Financial health check: How do you score?
How do you rate your financial security?
When you think about your financial situation, what defines it as ‘healthy’? For 77% of Brits, financial success is having the financial freedom to do what they want without worrying, according to research from Schroders Personal Wealth. Yet, despite this, 48% of adults admit they feel stressed or overwhelmed about their financial situation at times. Taking the time to understand your financial situation and the steps you can take to improve could boost your financial health and overall wellbeing.
The research found that debt is likely to be the biggest cause of stress, with respondents saying becoming debt-free was the top way to achieve financial peace of mind. This was followed by being able to save regularly and taking steps to protect their family in case something should happen to them.
The research broke financial health into four areas. It found that while Brits are good at managing day-to-day finances, looking beyond this is something many are struggling with. In fact, overall, participants, on average, scored just 52 out of 100. Luckily, there are steps you can take in each area to improve your financial health.
1. Getting the basics right: 20/25
Getting the financial basics right is important for building a solid foundation. While the results suggest this is an area many are confident with, there’s still room for improvement.
The basics start with budgeting and how you manage your money. Essentially, you need to ensure you have more money coming in than you do going out. But it also includes how you manage disposable income, do you spend or save it, for example? We’re not saying you shouldn’t indulge in treats or increase your spending, but you should balance spending now with your future.
Even if you’re comfortable with your finances, budgeting is a useful exercise for reviewing your spending and ensuring you’re on track for long-term goals.
2. Manage borrowing: 24/25
While being debt-free was seen as the top way to improve financial health, there are times when taking on debt is unavoidable. Most of us would not be able to purchase a home without using a mortgage, for example. The good news is that most Brits are comfortable managing their borrowing.
The key thing to remember with borrowing is to ensure you can keep up with debt repayments. Missing payments could harm your credit report and access to borrowing in the future, as well as meaning you face additional interest and charges.
To get the most out of your borrowing, regularly review agreements and the amount of interest you’re paying. Switching to new lenders can help you access lower interest rates and allow you to pay off debt quicker. This includes searching for a new mortgage deal when one ends or transferring credit card balances.
3. Protect against the unexpected: 3/25
No one wants to think about something going wrong and it can mean we bury our heads in the sand. The survey suggests that’s the case when planning for the unexpected. However, by taking steps now you can improve your financial health and confidence. Two important steps to take are:
Creating an emergency fund that can be used if your income temporarily stops, for instance, if you were too ill to work. This should be a cash account that’s readily accessible. As a general rule, you should have three to six months of expenses in your emergency fund.

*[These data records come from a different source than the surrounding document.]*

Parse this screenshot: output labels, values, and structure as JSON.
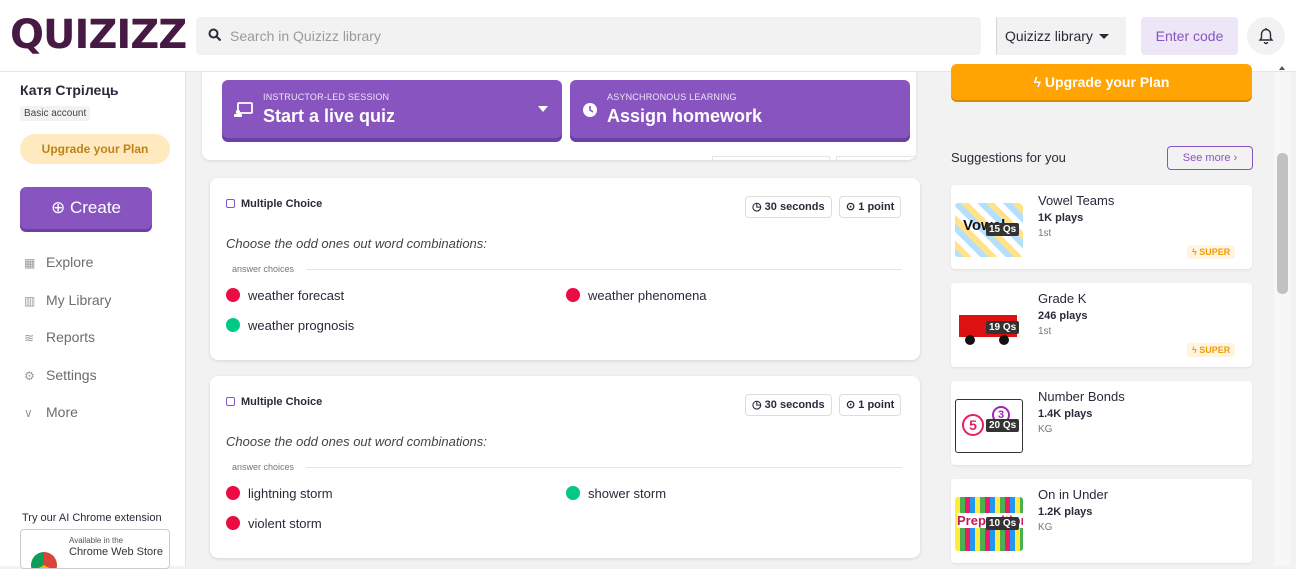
{
  "header": {
    "logo": "QUIZIZZ",
    "search_placeholder": "Search in Quizizz library",
    "library_select": "Quizizz library",
    "enter_code": "Enter code"
  },
  "sidebar": {
    "user_name": "Катя Стрілець",
    "account_type": "Basic account",
    "upgrade": "Upgrade your Plan",
    "create": "Create",
    "nav": [
      {
        "label": "Explore",
        "icon": "explore-icon"
      },
      {
        "label": "My Library",
        "icon": "library-icon"
      },
      {
        "label": "Reports",
        "icon": "reports-icon"
      },
      {
        "label": "Settings",
        "icon": "settings-icon"
      },
      {
        "label": "More",
        "icon": "chevron-down-icon"
      }
    ],
    "extension_title": "Try our AI Chrome extension",
    "extension_sub": "Available in the",
    "extension_store": "Chrome Web Store"
  },
  "session": {
    "live": {
      "sub": "INSTRUCTOR-LED SESSION",
      "main": "Start a live quiz"
    },
    "homework": {
      "sub": "ASYNCHRONOUS LEARNING",
      "main": "Assign homework"
    }
  },
  "questions": [
    {
      "type": "Multiple Choice",
      "time": "30 seconds",
      "points": "1 point",
      "text": "Choose the odd ones out word combinations:",
      "answer_label": "answer choices",
      "answers": [
        {
          "text": "weather forecast",
          "correct": false
        },
        {
          "text": "weather phenomena",
          "correct": false
        },
        {
          "text": "weather prognosis",
          "correct": true
        }
      ]
    },
    {
      "type": "Multiple Choice",
      "time": "30 seconds",
      "points": "1 point",
      "text": "Choose the odd ones out word combinations:",
      "answer_label": "answer choices",
      "answers": [
        {
          "text": "lightning storm",
          "correct": false
        },
        {
          "text": "shower storm",
          "correct": true
        },
        {
          "text": "violent storm",
          "correct": false
        }
      ]
    }
  ],
  "right": {
    "upgrade": "Upgrade your Plan",
    "suggestions_title": "Suggestions for you",
    "see_more": "See more",
    "suggestions": [
      {
        "title": "Vowel Teams",
        "plays": "1K plays",
        "grade": "1st",
        "qs": "15 Qs",
        "super": "SUPER"
      },
      {
        "title": "Grade K",
        "plays": "246 plays",
        "grade": "1st",
        "qs": "19 Qs",
        "super": "SUPER"
      },
      {
        "title": "Number Bonds",
        "plays": "1.4K plays",
        "grade": "KG",
        "qs": "20 Qs"
      },
      {
        "title": "On in Under",
        "plays": "1.2K plays",
        "grade": "KG",
        "qs": "10 Qs"
      }
    ]
  },
  "colors": {
    "brand_purple": "#8854c0",
    "wrong": "#ec0b43",
    "correct": "#00c985",
    "upgrade_orange": "#ffa402"
  }
}
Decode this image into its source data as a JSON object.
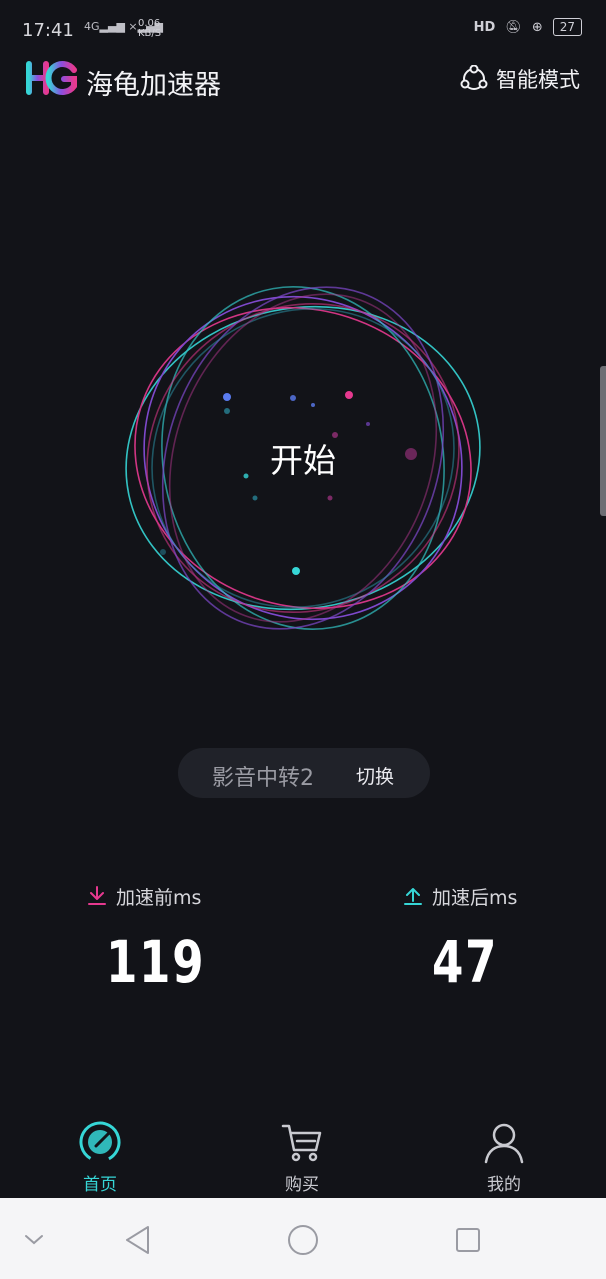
{
  "status_bar": {
    "time": "17:41",
    "signal": "4G",
    "net_speed_value": "0.06",
    "net_speed_unit": "KB/S",
    "hd_badge": "HD",
    "battery": "27"
  },
  "app": {
    "title": "海龟加速器",
    "mode_label": "智能模式"
  },
  "accelerator": {
    "start_label": "开始",
    "server_name": "影音中转2",
    "switch_label": "切换"
  },
  "stats": {
    "before_label": "加速前ms",
    "before_value": "119",
    "after_label": "加速后ms",
    "after_value": "47"
  },
  "nav": {
    "home": "首页",
    "buy": "购买",
    "mine": "我的"
  },
  "colors": {
    "background": "#121318",
    "accent_cyan": "#36d6d6",
    "accent_pink": "#e6398f",
    "accent_purple": "#8a4fe0",
    "pill": "#202229"
  },
  "icons": {
    "mode": "molecule-icon",
    "down": "arrow-down-icon",
    "up": "arrow-up-icon",
    "home": "speedometer-icon",
    "buy": "cart-icon",
    "mine": "user-icon",
    "sys_back": "triangle-back-icon",
    "sys_home": "circle-home-icon",
    "sys_recent": "square-recent-icon"
  }
}
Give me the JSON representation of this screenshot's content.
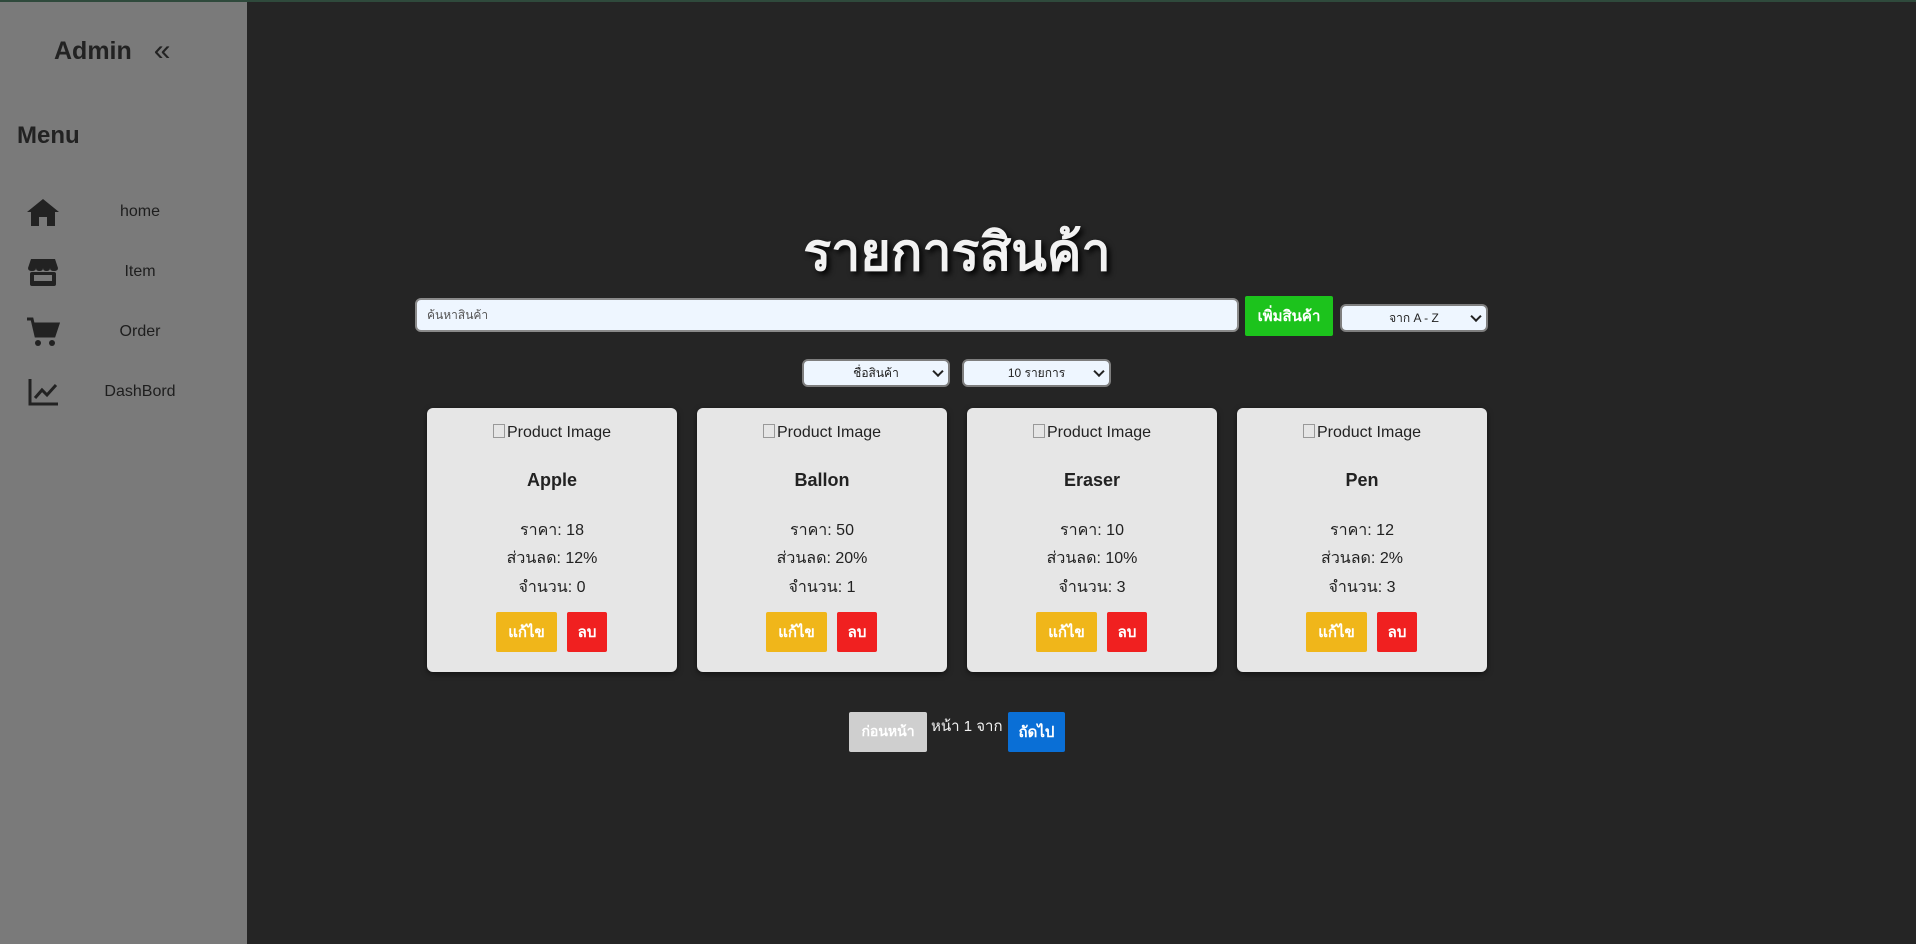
{
  "sidebar": {
    "title": "Admin",
    "collapse_icon": "«",
    "menu_title": "Menu",
    "items": [
      {
        "label": "home",
        "icon": "home-icon"
      },
      {
        "label": "Item",
        "icon": "store-icon"
      },
      {
        "label": "Order",
        "icon": "cart-icon"
      },
      {
        "label": "DashBord",
        "icon": "chart-line-icon"
      }
    ]
  },
  "main": {
    "title": "รายการสินค้า",
    "search_placeholder": "ค้นหาสินค้า",
    "add_button": "เพิ่มสินค้า",
    "sort_select": "จาก A - Z",
    "field_select": "ชื่อสินค้า",
    "per_page_select": "10 รายการ",
    "image_alt": "Product Image",
    "edit_label": "แก้ไข",
    "delete_label": "ลบ",
    "products": [
      {
        "name": "Apple",
        "price": "ราคา: 18",
        "discount": "ส่วนลด: 12%",
        "quantity": "จำนวน: 0"
      },
      {
        "name": "Ballon",
        "price": "ราคา: 50",
        "discount": "ส่วนลด: 20%",
        "quantity": "จำนวน: 1"
      },
      {
        "name": "Eraser",
        "price": "ราคา: 10",
        "discount": "ส่วนลด: 10%",
        "quantity": "จำนวน: 3"
      },
      {
        "name": "Pen",
        "price": "ราคา: 12",
        "discount": "ส่วนลด: 2%",
        "quantity": "จำนวน: 3"
      }
    ],
    "pagination": {
      "prev": "ก่อนหน้า",
      "info": "หน้า 1 จาก",
      "next": "ถัดไป"
    }
  },
  "colors": {
    "background": "#252525",
    "sidebar": "#7a7a7a",
    "card": "#e6e6e6",
    "add_button": "#1cc31c",
    "edit_button": "#f0b61a",
    "delete_button": "#f02020",
    "next_button": "#0a6fd6",
    "prev_button": "#cfcfcf"
  }
}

Taking out protection products that suit your priorities, such as Income Protection, Critical Illness or Life Insurance. We often take out insurance policies for many things in our life but forget about ourselves. Protection policies fill this gap and will pay out under certain circumstances that can protect you and your loved ones. It’s important to understand what policies cover before taking them out and to review any existing policies, you may have.
4. Plan for the future: 5/25
With financial decisions and pressure now, it’s not surprising that many aren’t focused on the future. Yet, the steps you take now can mean you’re in a far better position in the long term. Whether that’s your retirement lifestyle, supporting children through university or leaving a legacy behind for loved ones.
Thinking about your life goals now can help you make long-term aspirations far more achievable. Retirement planning is a good example of this. The sooner you start saving into a pension or taking other steps to build a retirement fund, the longer investments have to grow and deliver returns.
Review your financial health with a financial planner
It can be difficult to understand how the decisions you make now will affect your plans and lifestyle in the long term. This is one of the areas that working with a financial planner can help you with. From deciding which protection policies are right for you to how much to add to your pension each month, financial planning can help you balance the short and long term.
Please contact us if you’d like to book a meeting with a financial planner.
Please note: This blog is for general information only and does not constitute advice. The information is aimed at retail clients only.
A pension is a long-term investment. The fund value may fluctuate and can go down, which would have an impact on the level of pension benefits available. Your pension income could also be affected by the interest rates at the time you take your benefits.
The tax implications of pension withdrawals will be based on your individual circumstances, tax legislation and regulation which are subject to change in the future.